Work to be completed:
Would you repeat every entry below word for word but drop the images?

Data supplied:
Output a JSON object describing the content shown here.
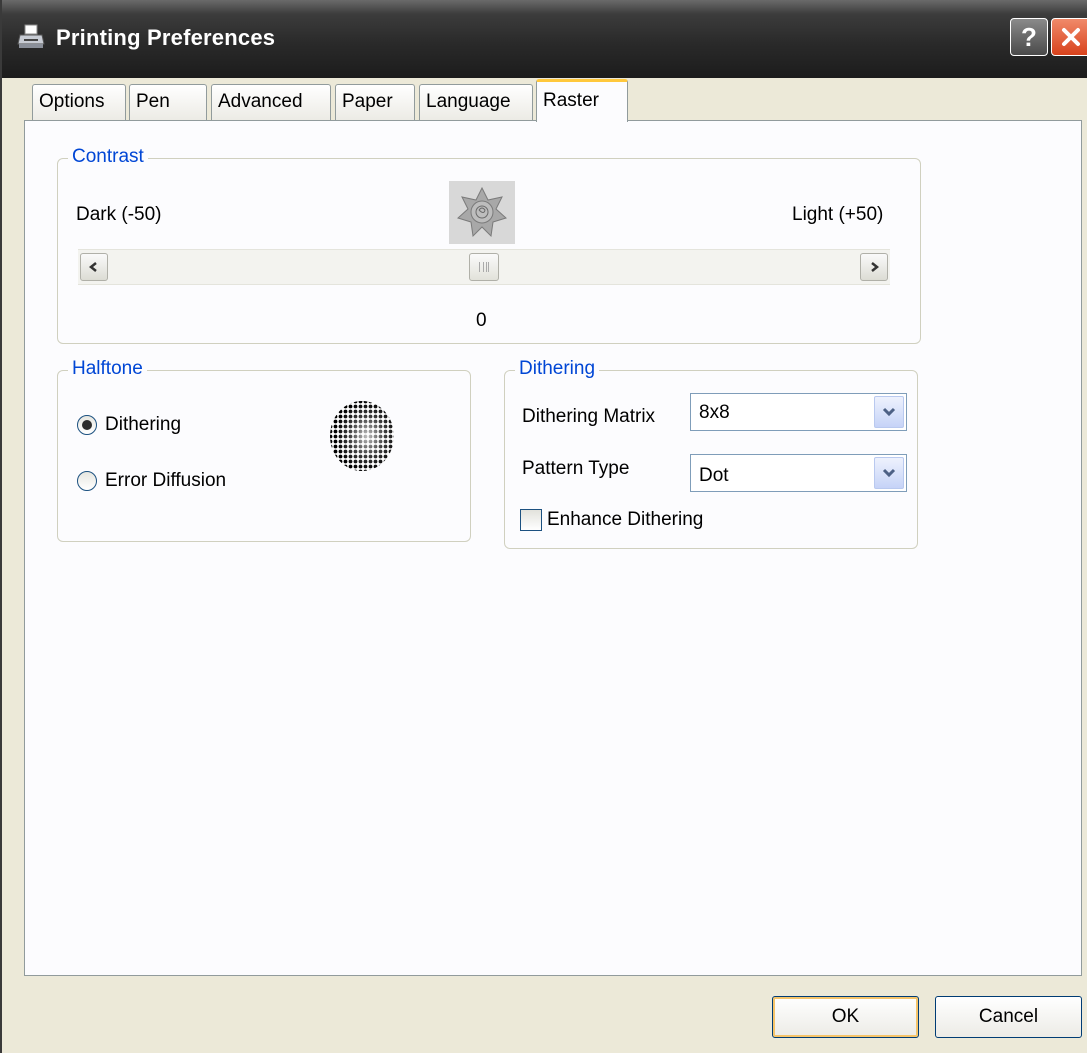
{
  "window": {
    "title": "Printing Preferences"
  },
  "tabs": [
    {
      "label": "Options"
    },
    {
      "label": "Pen"
    },
    {
      "label": "Advanced"
    },
    {
      "label": "Paper"
    },
    {
      "label": "Language"
    },
    {
      "label": "Raster",
      "active": true
    }
  ],
  "contrast": {
    "legend": "Contrast",
    "min_label": "Dark (-50)",
    "max_label": "Light (+50)",
    "value": "0",
    "slider_fraction": 0.5
  },
  "halftone": {
    "legend": "Halftone",
    "options": [
      {
        "label": "Dithering",
        "checked": true
      },
      {
        "label": "Error Diffusion",
        "checked": false
      }
    ]
  },
  "dithering": {
    "legend": "Dithering",
    "matrix_label": "Dithering Matrix",
    "matrix_value": "8x8",
    "pattern_label": "Pattern Type",
    "pattern_value": "Dot",
    "enhance_label": "Enhance Dithering",
    "enhance_checked": false
  },
  "buttons": {
    "ok": "OK",
    "cancel": "Cancel"
  },
  "icons": {
    "title": "printer-icon",
    "contrast_preview": "contrast-preview-icon",
    "halftone_preview": "halftone-preview-icon"
  }
}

Your solution:
Output a JSON object describing the content shown here.
{
  "window": {
    "title": "Printing Preferences"
  },
  "tabs": [
    {
      "label": "Options"
    },
    {
      "label": "Pen"
    },
    {
      "label": "Advanced"
    },
    {
      "label": "Paper"
    },
    {
      "label": "Language"
    },
    {
      "label": "Raster",
      "active": true
    }
  ],
  "contrast": {
    "legend": "Contrast",
    "min_label": "Dark (-50)",
    "max_label": "Light (+50)",
    "value": "0",
    "slider_fraction": 0.5
  },
  "halftone": {
    "legend": "Halftone",
    "options": [
      {
        "label": "Dithering",
        "checked": true
      },
      {
        "label": "Error Diffusion",
        "checked": false
      }
    ]
  },
  "dithering": {
    "legend": "Dithering",
    "matrix_label": "Dithering Matrix",
    "matrix_value": "8x8",
    "pattern_label": "Pattern Type",
    "pattern_value": "Dot",
    "enhance_label": "Enhance Dithering",
    "enhance_checked": false
  },
  "buttons": {
    "ok": "OK",
    "cancel": "Cancel"
  },
  "icons": {
    "title": "printer-icon",
    "contrast_preview": "contrast-preview-icon",
    "halftone_preview": "halftone-preview-icon"
  }
}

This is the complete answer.